* _Extracted data entries_:
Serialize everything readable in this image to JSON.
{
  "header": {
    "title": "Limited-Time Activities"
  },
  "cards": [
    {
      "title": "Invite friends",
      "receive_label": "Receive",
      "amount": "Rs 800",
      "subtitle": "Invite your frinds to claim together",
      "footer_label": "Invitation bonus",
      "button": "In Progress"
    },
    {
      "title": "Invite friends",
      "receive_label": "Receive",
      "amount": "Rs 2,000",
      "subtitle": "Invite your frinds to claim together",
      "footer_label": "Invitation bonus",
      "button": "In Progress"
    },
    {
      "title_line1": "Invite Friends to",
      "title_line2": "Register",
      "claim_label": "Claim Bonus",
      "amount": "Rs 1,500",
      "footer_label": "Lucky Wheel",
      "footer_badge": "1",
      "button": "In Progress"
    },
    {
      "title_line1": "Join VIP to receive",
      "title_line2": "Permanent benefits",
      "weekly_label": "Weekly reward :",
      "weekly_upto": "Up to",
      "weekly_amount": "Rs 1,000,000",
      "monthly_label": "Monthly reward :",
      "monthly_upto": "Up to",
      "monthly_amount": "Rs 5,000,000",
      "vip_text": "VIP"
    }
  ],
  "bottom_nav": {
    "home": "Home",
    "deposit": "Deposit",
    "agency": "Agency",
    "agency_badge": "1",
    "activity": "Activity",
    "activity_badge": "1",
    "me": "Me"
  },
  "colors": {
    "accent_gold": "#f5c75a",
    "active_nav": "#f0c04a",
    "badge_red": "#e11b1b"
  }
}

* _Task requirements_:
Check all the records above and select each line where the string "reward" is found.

* _Solution for this task_:
      "weekly_label": "Weekly reward :",
      "monthly_label": "Monthly reward :",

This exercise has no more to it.